Latest stories from i100
Have you tried new the Independent Digital Edition apps?
Independent Dating
and  

By clicking 'Search' you
are agreeing to our
Terms of Use.

iJobs Job Widget
iJobs General

Recruitment Genius: Account Manager

£20000 - £35000 per annum: Recruitment Genius: This full service social media ...

Recruitment Genius: Data Analyst - Online Marketing

£24000 - £35000 per annum: Recruitment Genius: We are 'Changemakers in retail'...

Austen Lloyd: Senior Residential Conveyancer

Very Competitive: Austen Lloyd: Senior Conveyancer - South West We are see...

Austen Lloyd: Residential / Commercial Property Solicitor

Excellent Salary: Austen Lloyd: DORSET MARKET TOWN - SENIOR PROPERTY SOLICITOR...
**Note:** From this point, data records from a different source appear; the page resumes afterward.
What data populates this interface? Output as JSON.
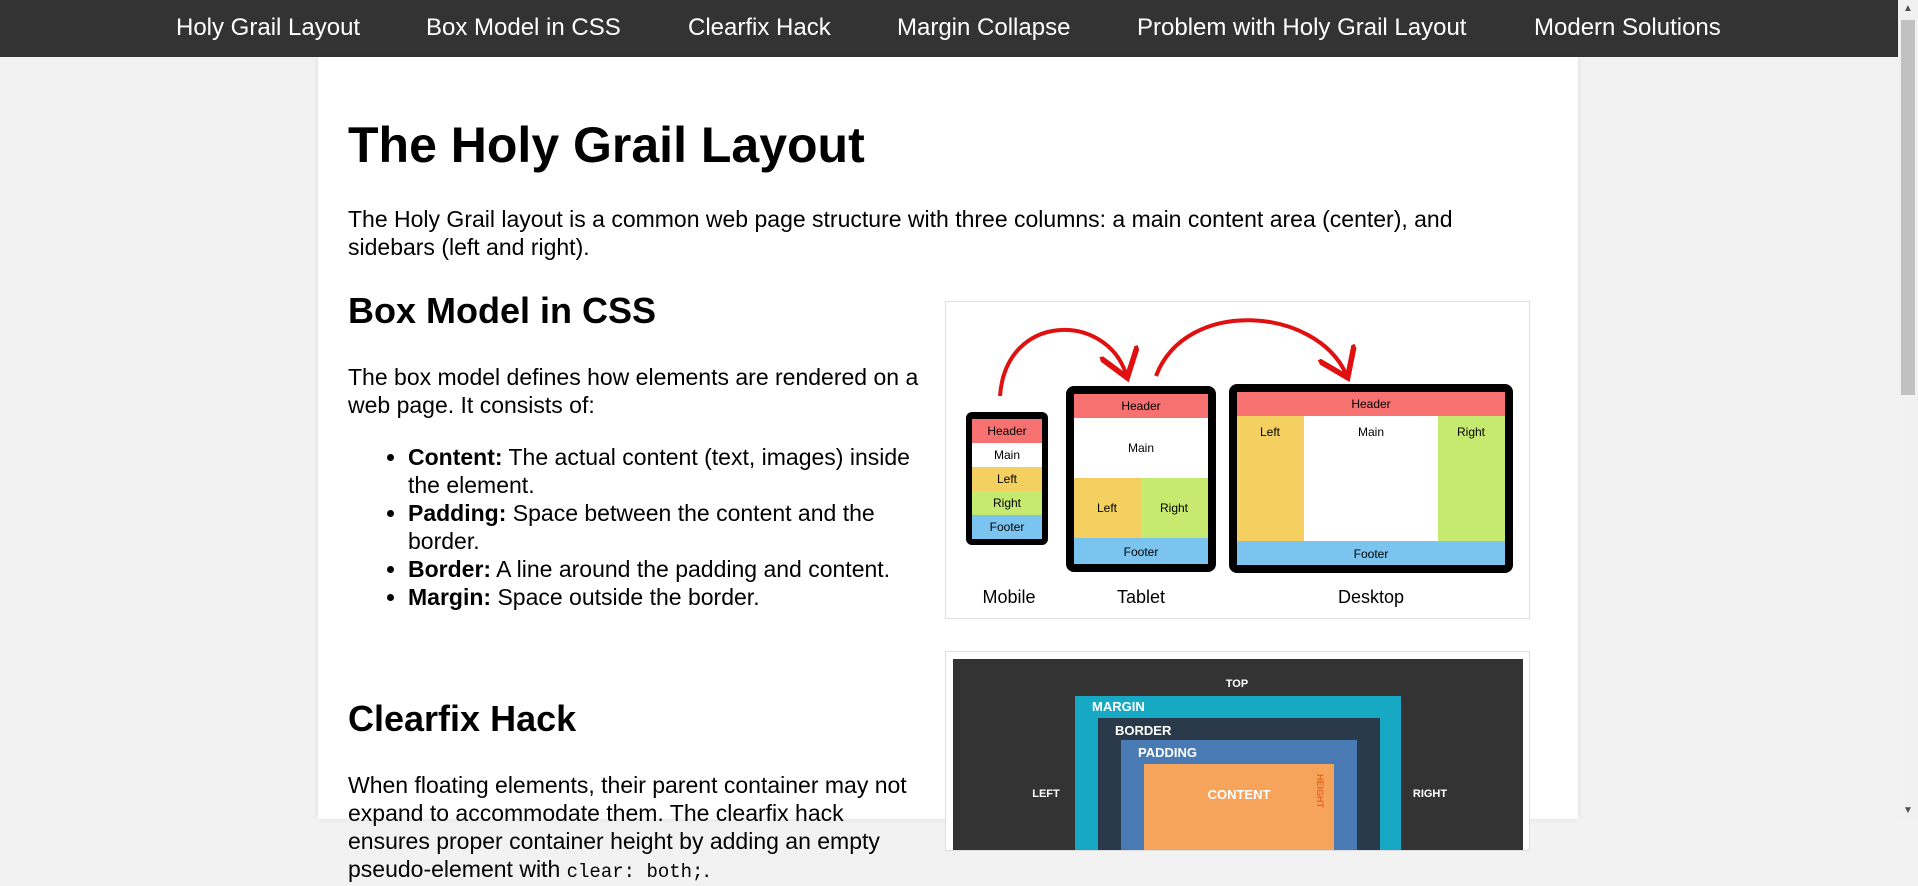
{
  "nav": {
    "items": [
      {
        "label": "Holy Grail Layout"
      },
      {
        "label": "Box Model in CSS"
      },
      {
        "label": "Clearfix Hack"
      },
      {
        "label": "Margin Collapse"
      },
      {
        "label": "Problem with Holy Grail Layout"
      },
      {
        "label": "Modern Solutions"
      }
    ]
  },
  "page": {
    "title": "The Holy Grail Layout",
    "intro": "The Holy Grail layout is a common web page structure with three columns: a main content area (center), and sidebars (left and right)."
  },
  "box_model": {
    "heading": "Box Model in CSS",
    "intro": "The box model defines how elements are rendered on a web page. It consists of:",
    "items": [
      {
        "term": "Content:",
        "desc": " The actual content (text, images) inside the element."
      },
      {
        "term": "Padding:",
        "desc": " Space between the content and the border."
      },
      {
        "term": "Border:",
        "desc": " A line around the padding and content."
      },
      {
        "term": "Margin:",
        "desc": " Space outside the border."
      }
    ]
  },
  "clearfix": {
    "heading": "Clearfix Hack",
    "text_before": "When floating elements, their parent container may not expand to accommodate them. The clearfix hack ensures proper container height by adding an empty pseudo-element with ",
    "code": "clear: both;",
    "text_after": "."
  },
  "layout_figure": {
    "captions": {
      "mobile": "Mobile",
      "tablet": "Tablet",
      "desktop": "Desktop"
    },
    "labels": {
      "header": "Header",
      "main": "Main",
      "left": "Left",
      "right": "Right",
      "footer": "Footer"
    },
    "colors": {
      "header": "#f87171",
      "main": "#ffffff",
      "left": "#f4d060",
      "right": "#c6ea70",
      "footer": "#7cc4f0",
      "frame": "#000000",
      "arrow": "#e01010"
    }
  },
  "box_model_figure": {
    "labels": {
      "top": "TOP",
      "left": "LEFT",
      "right": "RIGHT",
      "margin": "MARGIN",
      "border": "BORDER",
      "padding": "PADDING",
      "content": "CONTENT",
      "height": "HEIGHT"
    },
    "colors": {
      "background": "#333333",
      "margin": "#17a8c4",
      "border": "#2b3a4a",
      "padding": "#4a7ab4",
      "content": "#f6a45c",
      "height_text": "#e8641c"
    }
  },
  "theme": {
    "nav_bg": "#333333",
    "page_bg": "#f2f2f2",
    "container_bg": "#ffffff"
  }
}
Day In a Page

Isis in Iraq: Yazidi girls killing themselves to escape rape and imprisonment by militants

'Jilan killed herself in the bathroom. She cut her wrists and hanged herself'

Yazidi girls killing themselves to escape rape and imprisonment
Ed Balls interview: 'If I think about the deficit when I'm playing the piano, it all goes wrong'
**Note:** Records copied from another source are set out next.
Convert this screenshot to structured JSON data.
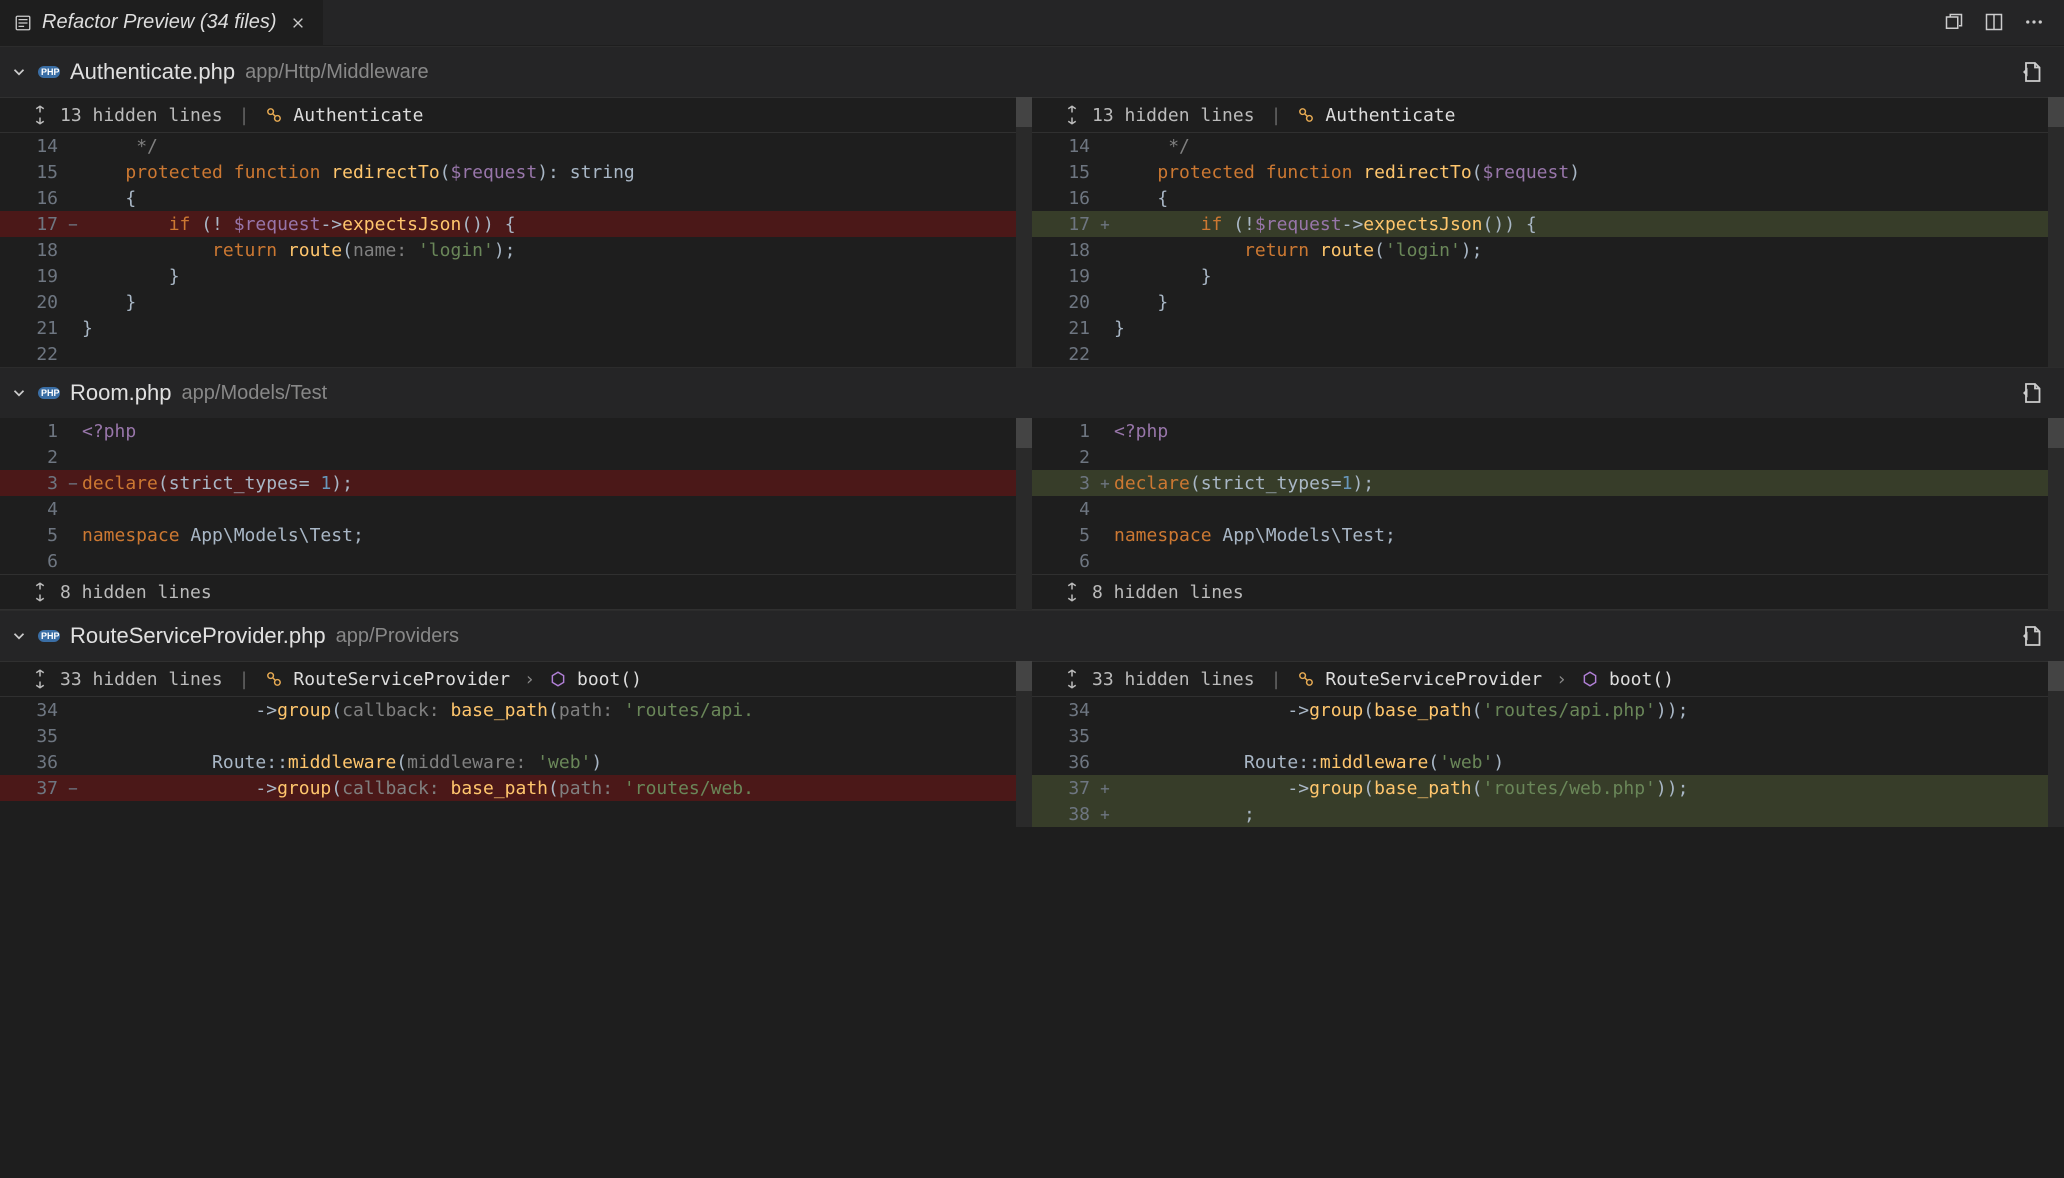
{
  "tab": {
    "title": "Refactor Preview (34 files)"
  },
  "files": [
    {
      "name": "Authenticate.php",
      "path": "app/Http/Middleware",
      "left": {
        "hidden_header": "13 hidden lines",
        "breadcrumb": [
          "Authenticate"
        ],
        "rows": [
          {
            "n": "14",
            "m": "",
            "cls": "",
            "tokens": [
              [
                "    ",
                "plain"
              ],
              [
                " ",
                "plain"
              ],
              [
                "*/",
                "c-comment"
              ]
            ]
          },
          {
            "n": "15",
            "m": "",
            "cls": "",
            "tokens": [
              [
                "    ",
                "plain"
              ],
              [
                "protected ",
                "c-kw"
              ],
              [
                "function ",
                "c-kw"
              ],
              [
                "redirectTo",
                "c-fn"
              ],
              [
                "(",
                "c-punct"
              ],
              [
                "$request",
                "c-var"
              ],
              [
                ")",
                "c-punct"
              ],
              [
                ": ",
                "c-punct"
              ],
              [
                "string",
                "c-type"
              ]
            ]
          },
          {
            "n": "16",
            "m": "",
            "cls": "",
            "tokens": [
              [
                "    ",
                "plain"
              ],
              [
                "{",
                "c-punct"
              ]
            ]
          },
          {
            "n": "17",
            "m": "−",
            "cls": "row-del",
            "tokens": [
              [
                "        ",
                "plain"
              ],
              [
                "if ",
                "c-kw"
              ],
              [
                "(! ",
                "c-punct"
              ],
              [
                "$request",
                "c-var"
              ],
              [
                "->",
                "c-op"
              ],
              [
                "expectsJson",
                "c-fn"
              ],
              [
                "())",
                " c-punct"
              ],
              [
                " {",
                "c-punct"
              ]
            ]
          },
          {
            "n": "18",
            "m": "",
            "cls": "",
            "tokens": [
              [
                "            ",
                "plain"
              ],
              [
                "return ",
                "c-kw"
              ],
              [
                "route",
                "c-fn"
              ],
              [
                "(",
                "c-punct"
              ],
              [
                "name: ",
                "c-named"
              ],
              [
                "'login'",
                "c-str"
              ],
              [
                ");",
                "c-punct"
              ]
            ]
          },
          {
            "n": "19",
            "m": "",
            "cls": "",
            "tokens": [
              [
                "        ",
                "plain"
              ],
              [
                "}",
                "c-punct"
              ]
            ]
          },
          {
            "n": "20",
            "m": "",
            "cls": "",
            "tokens": [
              [
                "    ",
                "plain"
              ],
              [
                "}",
                "c-punct"
              ]
            ]
          },
          {
            "n": "21",
            "m": "",
            "cls": "",
            "tokens": [
              [
                "}",
                "c-punct"
              ]
            ]
          },
          {
            "n": "22",
            "m": "",
            "cls": "",
            "tokens": []
          }
        ]
      },
      "right": {
        "hidden_header": "13 hidden lines",
        "breadcrumb": [
          "Authenticate"
        ],
        "rows": [
          {
            "n": "14",
            "m": "",
            "cls": "",
            "tokens": [
              [
                "    ",
                "plain"
              ],
              [
                " ",
                "plain"
              ],
              [
                "*/",
                "c-comment"
              ]
            ]
          },
          {
            "n": "15",
            "m": "",
            "cls": "",
            "tokens": [
              [
                "    ",
                "plain"
              ],
              [
                "protected ",
                "c-kw"
              ],
              [
                "function ",
                "c-kw"
              ],
              [
                "redirectTo",
                "c-fn"
              ],
              [
                "(",
                "c-punct"
              ],
              [
                "$request",
                "c-var"
              ],
              [
                ")",
                "c-punct"
              ]
            ]
          },
          {
            "n": "16",
            "m": "",
            "cls": "",
            "tokens": [
              [
                "    ",
                "plain"
              ],
              [
                "{",
                "c-punct"
              ]
            ]
          },
          {
            "n": "17",
            "m": "+",
            "cls": "row-add",
            "tokens": [
              [
                "        ",
                "plain"
              ],
              [
                "if ",
                "c-kw"
              ],
              [
                "(!",
                "c-punct"
              ],
              [
                "$request",
                "c-var"
              ],
              [
                "->",
                "c-op"
              ],
              [
                "expectsJson",
                "c-fn"
              ],
              [
                "())",
                " c-punct"
              ],
              [
                " {",
                "c-punct"
              ]
            ]
          },
          {
            "n": "18",
            "m": "",
            "cls": "",
            "tokens": [
              [
                "            ",
                "plain"
              ],
              [
                "return ",
                "c-kw"
              ],
              [
                "route",
                "c-fn"
              ],
              [
                "(",
                "c-punct"
              ],
              [
                "'login'",
                "c-str"
              ],
              [
                ");",
                "c-punct"
              ]
            ]
          },
          {
            "n": "19",
            "m": "",
            "cls": "",
            "tokens": [
              [
                "        ",
                "plain"
              ],
              [
                "}",
                "c-punct"
              ]
            ]
          },
          {
            "n": "20",
            "m": "",
            "cls": "",
            "tokens": [
              [
                "    ",
                "plain"
              ],
              [
                "}",
                "c-punct"
              ]
            ]
          },
          {
            "n": "21",
            "m": "",
            "cls": "",
            "tokens": [
              [
                "}",
                "c-punct"
              ]
            ]
          },
          {
            "n": "22",
            "m": "",
            "cls": "",
            "tokens": []
          }
        ]
      }
    },
    {
      "name": "Room.php",
      "path": "app/Models/Test",
      "left": {
        "rows": [
          {
            "n": "1",
            "m": "",
            "cls": "",
            "tokens": [
              [
                "<?php",
                "c-tag"
              ]
            ]
          },
          {
            "n": "2",
            "m": "",
            "cls": "",
            "tokens": []
          },
          {
            "n": "3",
            "m": "−",
            "cls": "row-del",
            "tokens": [
              [
                "declare",
                "c-kw"
              ],
              [
                "(",
                "c-punct"
              ],
              [
                "strict_types",
                "c-type"
              ],
              [
                "= ",
                "c-punct"
              ],
              [
                "1",
                "c-blue"
              ],
              [
                ");",
                "c-punct"
              ]
            ]
          },
          {
            "n": "4",
            "m": "",
            "cls": "",
            "tokens": []
          },
          {
            "n": "5",
            "m": "",
            "cls": "",
            "tokens": [
              [
                "namespace ",
                "c-kw"
              ],
              [
                "App\\Models\\Test",
                "c-class"
              ],
              [
                ";",
                "c-punct"
              ]
            ]
          },
          {
            "n": "6",
            "m": "",
            "cls": "",
            "tokens": []
          }
        ],
        "hidden_footer": "8 hidden lines"
      },
      "right": {
        "rows": [
          {
            "n": "1",
            "m": "",
            "cls": "",
            "tokens": [
              [
                "<?php",
                "c-tag"
              ]
            ]
          },
          {
            "n": "2",
            "m": "",
            "cls": "",
            "tokens": []
          },
          {
            "n": "3",
            "m": "+",
            "cls": "row-add",
            "tokens": [
              [
                "declare",
                "c-kw"
              ],
              [
                "(",
                "c-punct"
              ],
              [
                "strict_types",
                "c-type"
              ],
              [
                "=",
                "c-punct"
              ],
              [
                "1",
                "c-blue"
              ],
              [
                ");",
                "c-punct"
              ]
            ]
          },
          {
            "n": "4",
            "m": "",
            "cls": "",
            "tokens": []
          },
          {
            "n": "5",
            "m": "",
            "cls": "",
            "tokens": [
              [
                "namespace ",
                "c-kw"
              ],
              [
                "App\\Models\\Test",
                "c-class"
              ],
              [
                ";",
                "c-punct"
              ]
            ]
          },
          {
            "n": "6",
            "m": "",
            "cls": "",
            "tokens": []
          }
        ],
        "hidden_footer": "8 hidden lines"
      }
    },
    {
      "name": "RouteServiceProvider.php",
      "path": "app/Providers",
      "left": {
        "hidden_header": "33 hidden lines",
        "breadcrumb": [
          "RouteServiceProvider",
          "boot()"
        ],
        "rows": [
          {
            "n": "34",
            "m": "",
            "cls": "",
            "tokens": [
              [
                "                ",
                "plain"
              ],
              [
                "->",
                "c-op"
              ],
              [
                "group",
                "c-fn"
              ],
              [
                "(",
                "c-punct"
              ],
              [
                "callback: ",
                "c-named"
              ],
              [
                "base_path",
                "c-fn"
              ],
              [
                "(",
                "c-punct"
              ],
              [
                "path: ",
                "c-named"
              ],
              [
                "'routes/api.",
                "c-str"
              ]
            ]
          },
          {
            "n": "35",
            "m": "",
            "cls": "",
            "tokens": []
          },
          {
            "n": "36",
            "m": "",
            "cls": "",
            "tokens": [
              [
                "            ",
                "plain"
              ],
              [
                "Route",
                "c-class"
              ],
              [
                "::",
                "c-op"
              ],
              [
                "middleware",
                "c-fn"
              ],
              [
                "(",
                "c-punct"
              ],
              [
                "middleware: ",
                "c-named"
              ],
              [
                "'web'",
                "c-str"
              ],
              [
                ")",
                "c-punct"
              ]
            ]
          },
          {
            "n": "37",
            "m": "−",
            "cls": "row-del",
            "tokens": [
              [
                "                ",
                "plain"
              ],
              [
                "->",
                "c-op"
              ],
              [
                "group",
                "c-fn"
              ],
              [
                "(",
                "c-punct"
              ],
              [
                "callback: ",
                "c-named"
              ],
              [
                "base_path",
                "c-fn"
              ],
              [
                "(",
                "c-punct"
              ],
              [
                "path: ",
                "c-named"
              ],
              [
                "'routes/web.",
                "c-str"
              ]
            ]
          }
        ]
      },
      "right": {
        "hidden_header": "33 hidden lines",
        "breadcrumb": [
          "RouteServiceProvider",
          "boot()"
        ],
        "rows": [
          {
            "n": "34",
            "m": "",
            "cls": "",
            "tokens": [
              [
                "                ",
                "plain"
              ],
              [
                "->",
                "c-op"
              ],
              [
                "group",
                "c-fn"
              ],
              [
                "(",
                "c-punct"
              ],
              [
                "base_path",
                "c-fn"
              ],
              [
                "(",
                "c-punct"
              ],
              [
                "'routes/api.php'",
                "c-str"
              ],
              [
                "));",
                "c-punct"
              ]
            ]
          },
          {
            "n": "35",
            "m": "",
            "cls": "",
            "tokens": []
          },
          {
            "n": "36",
            "m": "",
            "cls": "",
            "tokens": [
              [
                "            ",
                "plain"
              ],
              [
                "Route",
                "c-class"
              ],
              [
                "::",
                "c-op"
              ],
              [
                "middleware",
                "c-fn"
              ],
              [
                "(",
                "c-punct"
              ],
              [
                "'web'",
                "c-str"
              ],
              [
                ")",
                "c-punct"
              ]
            ]
          },
          {
            "n": "37",
            "m": "+",
            "cls": "row-add",
            "tokens": [
              [
                "                ",
                "plain"
              ],
              [
                "->",
                "c-op"
              ],
              [
                "group",
                "c-fn"
              ],
              [
                "(",
                "c-punct"
              ],
              [
                "base_path",
                "c-fn"
              ],
              [
                "(",
                "c-punct"
              ],
              [
                "'routes/web.php'",
                "c-str"
              ],
              [
                "));",
                "c-punct"
              ]
            ]
          },
          {
            "n": "38",
            "m": "+",
            "cls": "row-add",
            "tokens": [
              [
                "            ",
                "plain"
              ],
              [
                ";",
                "c-punct"
              ]
            ]
          }
        ]
      }
    }
  ]
}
Ed Balls interview

'If I think about the deficit when I'm playing the piano, it all goes wrong'
He's behind you, dude!

US stars in UK panto

From David Hasselhoff to Jerry Hall
Grace Dent's Christmas Quiz: What are you – a festive curmudgeon or top of the tree?
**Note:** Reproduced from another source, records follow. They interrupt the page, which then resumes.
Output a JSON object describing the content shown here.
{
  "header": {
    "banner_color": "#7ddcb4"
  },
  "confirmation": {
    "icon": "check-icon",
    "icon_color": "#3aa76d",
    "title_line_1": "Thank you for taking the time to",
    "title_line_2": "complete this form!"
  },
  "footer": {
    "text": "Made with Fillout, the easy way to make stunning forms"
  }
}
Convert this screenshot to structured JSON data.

Grace Dent's Christmas Quiz

What are you – a festive curmudgeon or top of the tree?
Nasa planning to build cloud cities in airships above Venus

Nasa planning to build cloud cities in airships above Venus

Planet’s surface is inhospitable to humans but 30 miles above it is almost perfect
Surrounded by high-rise flats is a little house filled with Lebanon’s history - clocks, rifles, frogmen’s uniforms and colonial helmets

Clocks, rifles, swords, frogmen’s uniforms

Surrounded by high-rise flats is a little house filled with Lebanon’s history
Return to Gaza: Four months on, the wounds left by Israel's bombardment have not yet healed

Four months after the bombardment, Gaza’s wounds are yet to heal

Kim Sengupta is reunited with a man whose plight mirrors the suffering of the Palestinian people
Gastric surgery: Is it really the answer to the UK's obesity epidemic?

Is gastric surgery really the answer to the UK's obesity epidemic?

Critics argue that it’s crazy to operate on healthy people just to stop them eating
Homeless Veterans appeal: Christmas charity auction Part 2 - now LIVE

Homeless Veterans appeal: Christmas charity auction

Bid on original art, or trips of a lifetime to Africa or the 'Corrie' set, and help Homeless Veterans
Pantomime rings the changes to welcome autistic theatre-goers

Autism-friendly theatre

Pantomime leads the pack in quest to welcome all
The week Hollywood got scared and had to grow up a bit

The week Hollywood got scared and had to grow up a bit

Sony suffered a chorus of disapproval after it withdrew 'The Interview', but it's not too late for it to take a stand, says Joan Smith
From Widow Twankey to Mother Goose, how do the men who play panto dames get themselves ready for the performance of a lifetime?

Panto dames: before and after

From Widow Twankey to Mother Goose, how do the men who play panto dames get themselves ready for the performance of a lifetime?
Thirties murder mystery novel is surprise runaway Christmas hit

Thirties murder mystery novel is surprise runaway Christmas hit

Booksellers say readers are turning away from dark modern thrillers and back to the golden age of crime writing
Anne-Marie Huby: 'Charities deserve the best,' says founder of JustGiving

Anne-Marie Huby: 'Charities deserve the best'

Ten million of us have used the JustGiving website to donate to good causes. Its co-founder says that being dynamic is as important as being kind
The botanist who hunts for giant trees at Kew Gardens

The man who hunts giants

A Kew Gardens botanist has found 25 new large tree species - and he's sure there are more out there